The first chickens of the year have been butchered – Mr Pecky, the young cockerel, known for doing what his name says ever since he hatched, and his full-brother, the other black Tiggywinkle boy. This reduces the chicken load a bit with all the chicks, both Frodo’s lot and the blue/splash brooder lot, now out with the main flock, getting their food from the chick feeder box. The hatchmates of these 12-week-old cockerels that we are left with are a blue Frodo boy, who of course I am interested in, and four Frodo girls, one blue, three black. I am quite stoked to have four Frodo girls. It’s about time I got more girls than boys in a hatch!

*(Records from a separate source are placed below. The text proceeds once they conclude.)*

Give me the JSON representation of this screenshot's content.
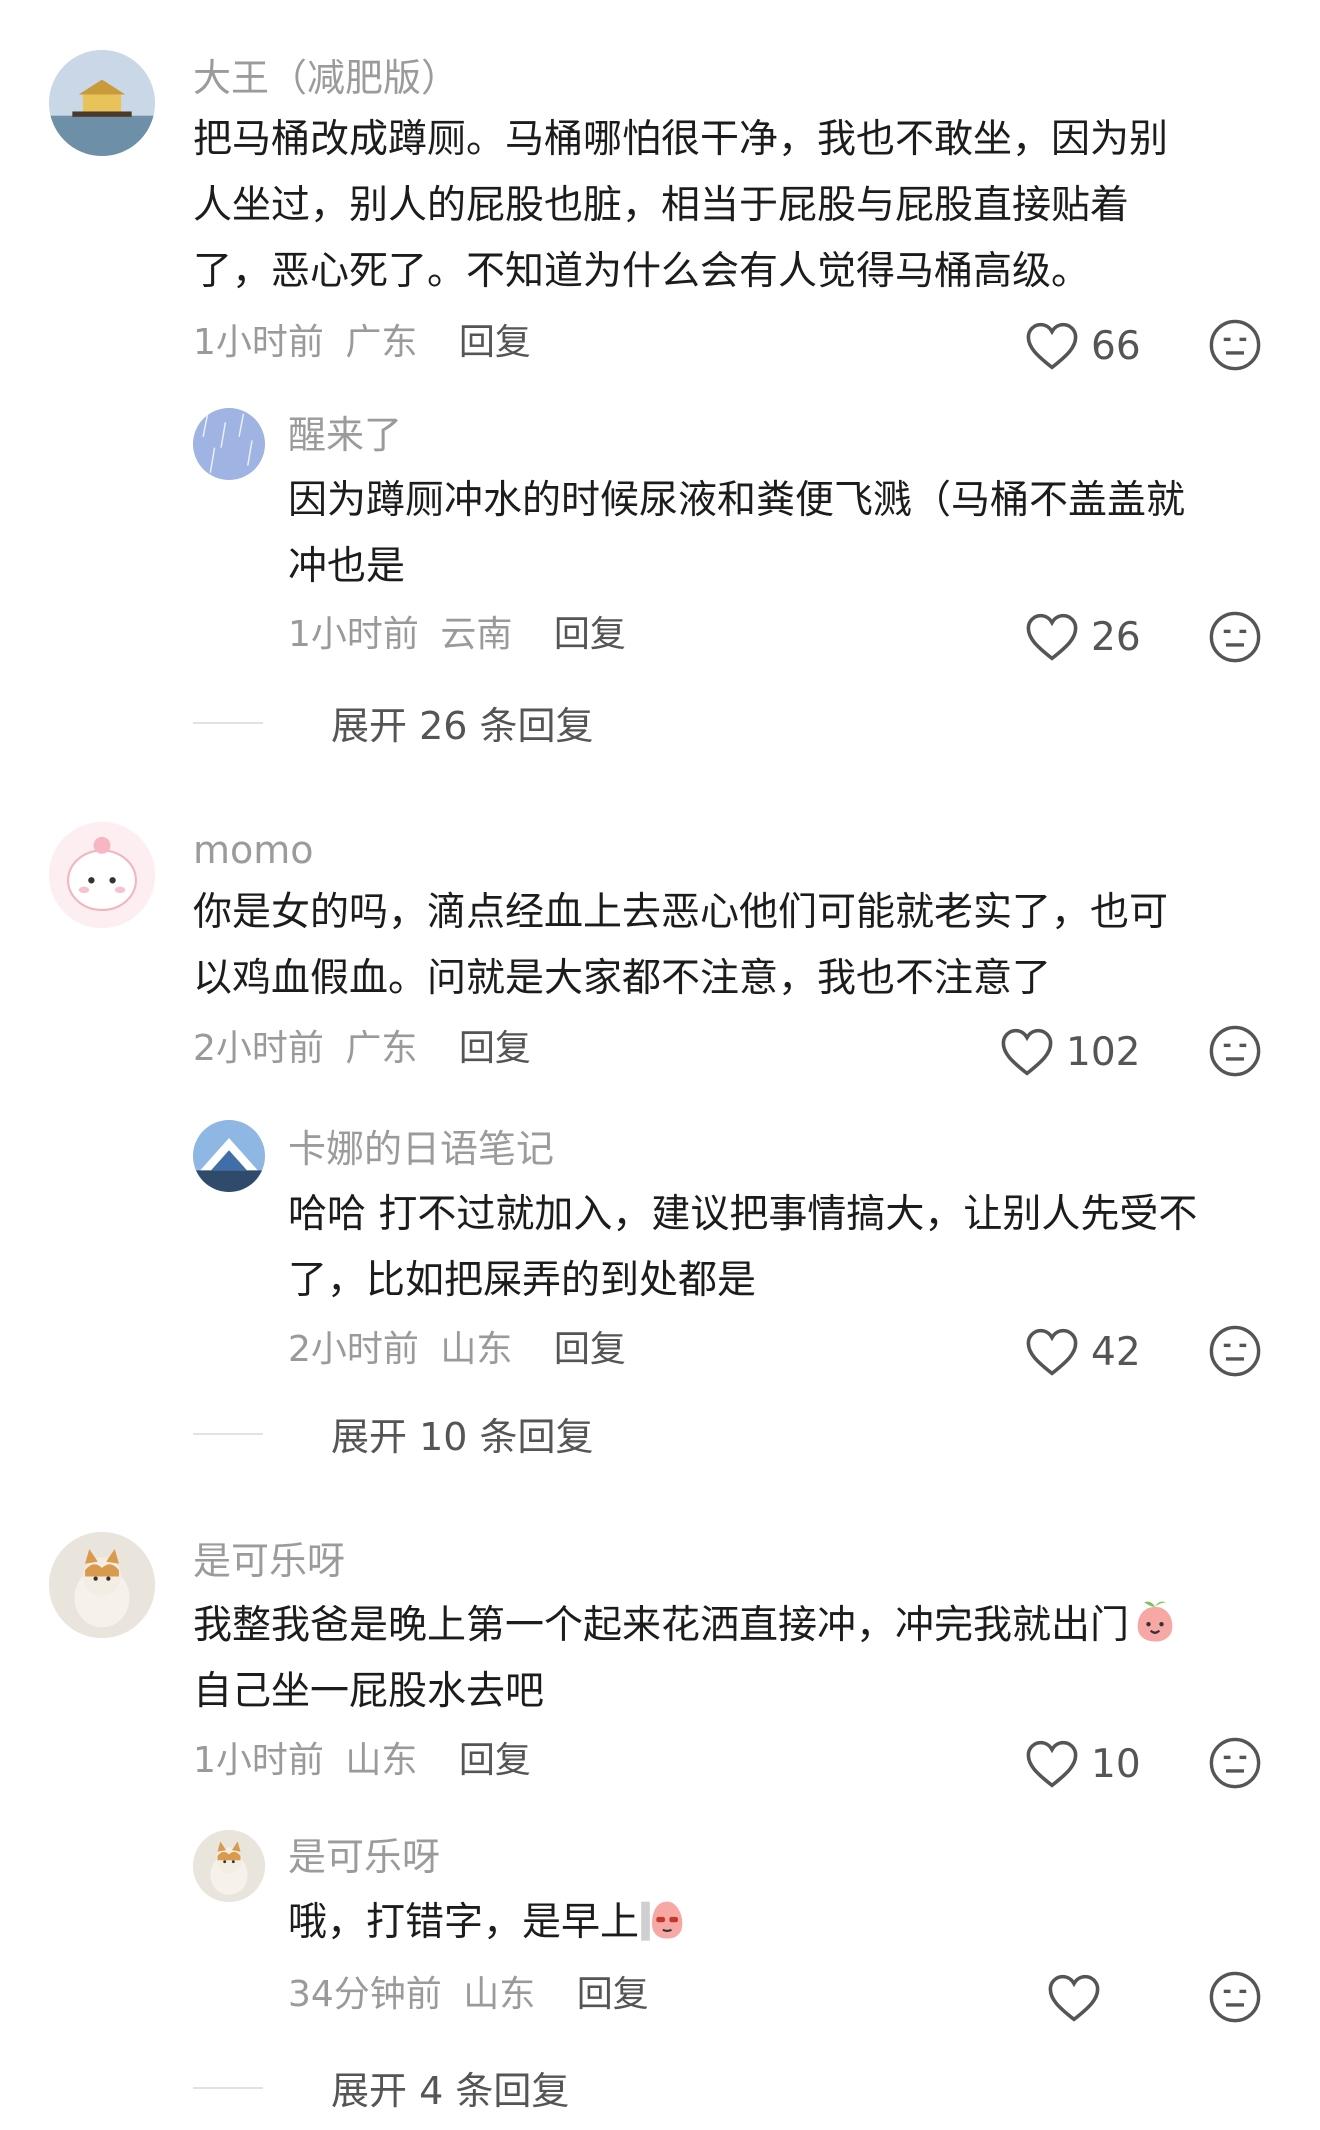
{
  "threads": [
    {
      "user": "大王（减肥版）",
      "text_lines": [
        "把马桶改成蹲厕。马桶哪怕很干净，我也不敢坐，因为别",
        "人坐过，别人的屁股也脏，相当于屁股与屁股直接贴着",
        "了，恶心死了。不知道为什么会有人觉得马桶高级。"
      ],
      "time": "1小时前",
      "location": "广东",
      "reply_label": "回复",
      "likes": "66",
      "reply": {
        "user": "醒来了",
        "text_lines": [
          "因为蹲厕冲水的时候尿液和粪便飞溅（马桶不盖盖就",
          "冲也是"
        ],
        "time": "1小时前",
        "location": "云南",
        "reply_label": "回复",
        "likes": "26"
      },
      "expand_label": "展开 26 条回复"
    },
    {
      "user": "momo",
      "text_lines": [
        "你是女的吗，滴点经血上去恶心他们可能就老实了，也可",
        "以鸡血假血。问就是大家都不注意，我也不注意了"
      ],
      "time": "2小时前",
      "location": "广东",
      "reply_label": "回复",
      "likes": "102",
      "reply": {
        "user": "卡娜的日语笔记",
        "text_lines": [
          "哈哈 打不过就加入，建议把事情搞大，让别人先受不",
          "了，比如把屎弄的到处都是"
        ],
        "time": "2小时前",
        "location": "山东",
        "reply_label": "回复",
        "likes": "42"
      },
      "expand_label": "展开 10 条回复"
    },
    {
      "user": "是可乐呀",
      "text_lines": [
        "我整我爸是晚上第一个起来花洒直接冲，冲完我就出门",
        "自己坐一屁股水去吧"
      ],
      "time": "1小时前",
      "location": "山东",
      "reply_label": "回复",
      "likes": "10",
      "reply": {
        "user": "是可乐呀",
        "text_lines": [
          "哦，打错字，是早上"
        ],
        "time": "34分钟前",
        "location": "山东",
        "reply_label": "回复",
        "likes": ""
      },
      "expand_label": "展开 4 条回复"
    }
  ],
  "icons": {
    "like": "heart-outline-icon",
    "dislike": "neutral-face-icon",
    "emoji_1": "peach-emoji",
    "emoji_2": "peach-sunglasses-emoji"
  },
  "colors": {
    "username": "#9b9b9b",
    "text": "#1c1c1c",
    "meta": "#9a9a9a",
    "icon_stroke": "#555555"
  }
}
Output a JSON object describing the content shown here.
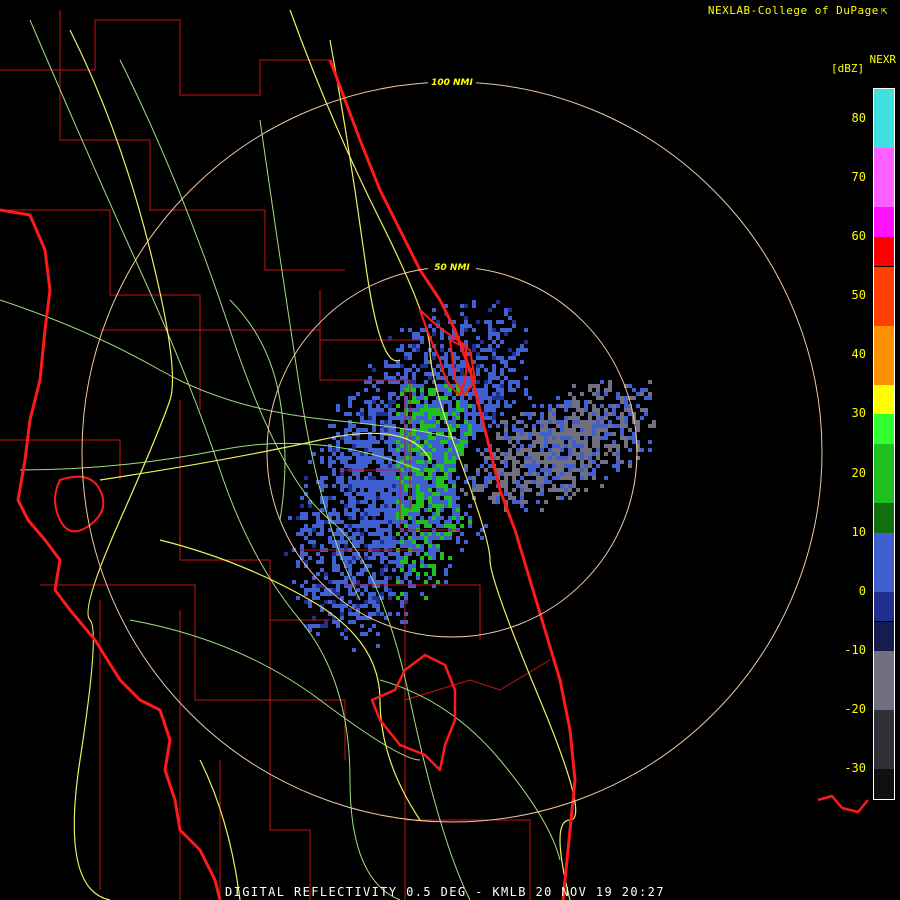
{
  "header": {
    "credit": "NEXLAB-College of DuPage",
    "credit_icon": "cursor-arrow-icon"
  },
  "legend": {
    "product": "NEXR",
    "unit": "[dBZ]",
    "ticks": [
      "80",
      "70",
      "60",
      "50",
      "40",
      "30",
      "20",
      "10",
      "0",
      "-10",
      "-20",
      "-30"
    ],
    "ranges": [
      {
        "from": 75,
        "to": 85,
        "color": "#40e0e0"
      },
      {
        "from": 65,
        "to": 75,
        "color": "#ff60ff"
      },
      {
        "from": 60,
        "to": 65,
        "color": "#ff10ff"
      },
      {
        "from": 55,
        "to": 60,
        "color": "#ff0000"
      },
      {
        "from": 45,
        "to": 55,
        "color": "#ff4000"
      },
      {
        "from": 35,
        "to": 45,
        "color": "#ff9000"
      },
      {
        "from": 30,
        "to": 35,
        "color": "#ffff00"
      },
      {
        "from": 25,
        "to": 30,
        "color": "#30ff30"
      },
      {
        "from": 15,
        "to": 25,
        "color": "#20c020"
      },
      {
        "from": 10,
        "to": 15,
        "color": "#107010"
      },
      {
        "from": 0,
        "to": 10,
        "color": "#4060d0"
      },
      {
        "from": -5,
        "to": 0,
        "color": "#203090"
      },
      {
        "from": -10,
        "to": -5,
        "color": "#151c50"
      },
      {
        "from": -20,
        "to": -10,
        "color": "#707080"
      },
      {
        "from": -30,
        "to": -20,
        "color": "#303038"
      },
      {
        "from": -35,
        "to": -30,
        "color": "#101010"
      }
    ],
    "min": -35,
    "max": 85
  },
  "map": {
    "range_rings": [
      {
        "label": "50 NMI",
        "nmi": 50
      },
      {
        "label": "100 NMI",
        "nmi": 100
      }
    ],
    "colors": {
      "coast": "#ff1a1a",
      "county": "#c81414",
      "highway": "#f0f060",
      "road": "#a0e080",
      "ring": "#f0c8a0"
    }
  },
  "footer": {
    "caption": "DIGITAL REFLECTIVITY 0.5 DEG - KMLB 20 NOV 19 20:27"
  }
}
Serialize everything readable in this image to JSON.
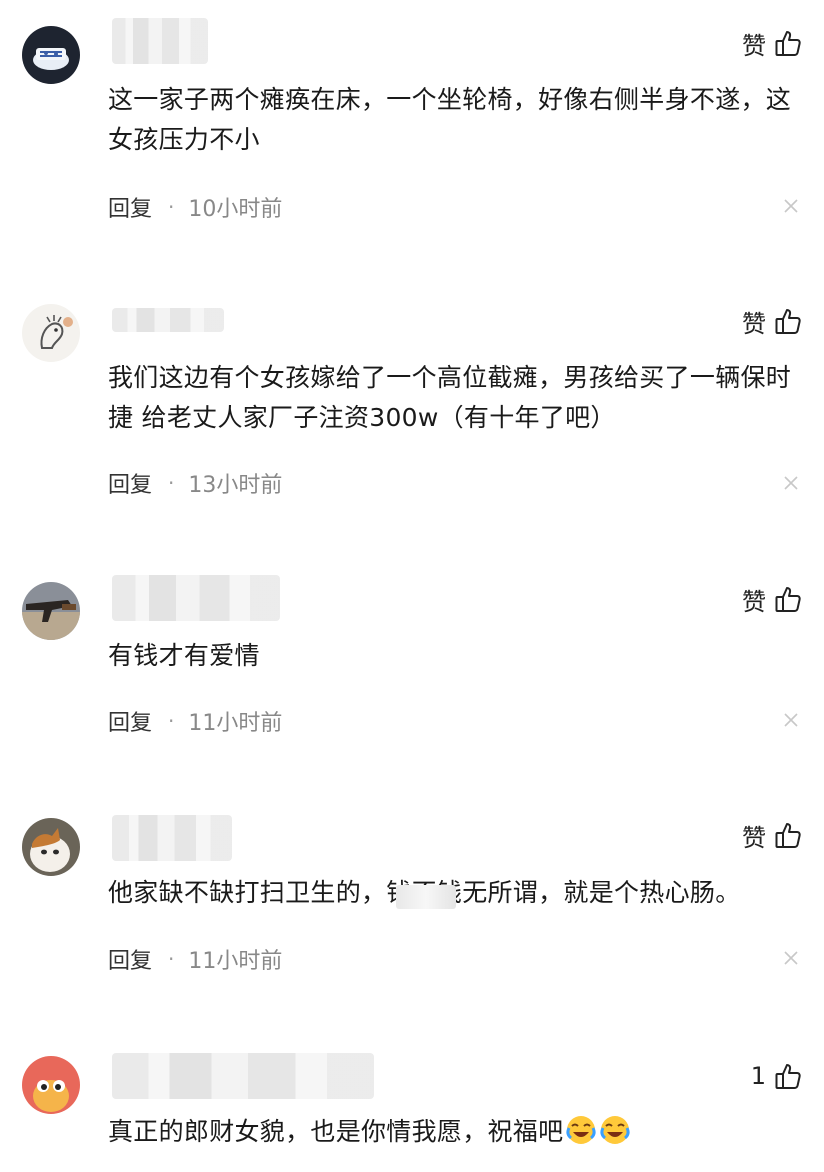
{
  "like_label": "赞",
  "reply_label": "回复",
  "separator": "·",
  "comments": [
    {
      "text": "这一家子两个瘫痪在床，一个坐轮椅，好像右侧半身不遂，这女孩压力不小",
      "time": "10小时前",
      "like": "赞"
    },
    {
      "text": "我们这边有个女孩嫁给了一个高位截瘫，男孩给买了一辆保时捷 给老丈人家厂子注资300w（有十年了吧）",
      "time": "13小时前",
      "like": "赞"
    },
    {
      "text": "有钱才有爱情",
      "time": "11小时前",
      "like": "赞"
    },
    {
      "text": "他家缺不缺打扫卫生的，钱不钱无所谓，就是个热心肠。",
      "time": "11小时前",
      "like": "赞"
    },
    {
      "text": "真正的郎财女貌，也是你情我愿，祝福吧",
      "time": "",
      "like": "1"
    }
  ],
  "icons": {
    "thumb": "thumbs-up-icon",
    "close": "close-icon",
    "emoji": "crying-laughing-emoji"
  },
  "colors": {
    "text": "#1a1a1a",
    "time": "#888888",
    "background": "#ffffff"
  }
}
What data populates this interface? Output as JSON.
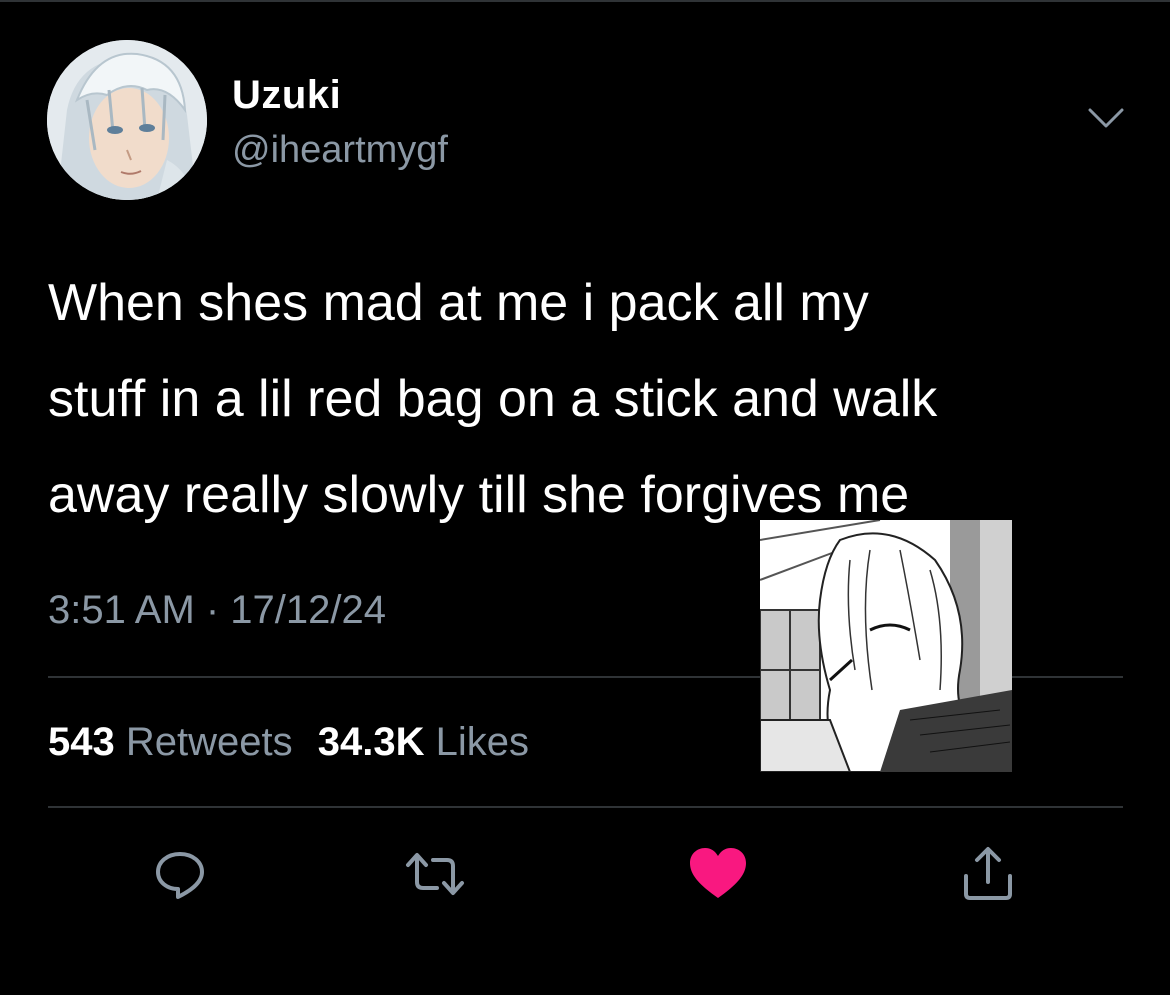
{
  "tweet": {
    "display_name": "Uzuki",
    "handle": "@iheartmygf",
    "text_lines": [
      "When shes mad at me i pack all my",
      "stuff in a lil red bag on a stick and walk",
      "away really slowly till she forgives me"
    ],
    "timestamp": "3:51 AM · 17/12/24",
    "stats": {
      "retweets_count": "543",
      "retweets_label": "Retweets",
      "likes_count": "34.3K",
      "likes_label": "Likes"
    }
  },
  "actions": {
    "reply_icon": "reply-icon",
    "retweet_icon": "retweet-icon",
    "like_icon": "heart-icon",
    "share_icon": "share-icon",
    "liked": true
  },
  "colors": {
    "background": "#000000",
    "primary_text": "#ffffff",
    "secondary_text": "#8b98a5",
    "divider": "#2f3336",
    "like_active": "#f91880"
  }
}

It’s still a bit early to make many decisions about who to keep. Mr Anderson’s black sisters or half-sisters, Trinity, Morpheus and the one I’m planning to sell, who I call Link, are five months old now, so hopefully only a few weeks off laying. Once we’re getting more eggs I will start making more decisions. I am hoping to do another hatch in February, depending on when Frodo goes back to laying. She tends to have the best stretch of laying after she’s raised some chicks and satisfied her motherly urge for slightly longer than usual. And speaking of broodiness, Tiggywinkle and her daughter, Duchess, have both been semi-broody for about a week now. They’re still laying, but I have to keep getting them out of the nestboxes or they sit and sit. They haven’t gone full sit yet so there’s no point putting them in the broody breaker. Duchess was actually suprisingly nice to the brooder-raised chicks when they entered the pen. She spent some time pecking at the ground showing them how to find seeds from the hay. Then Mr Anderson joined in helping, so that was nice to see.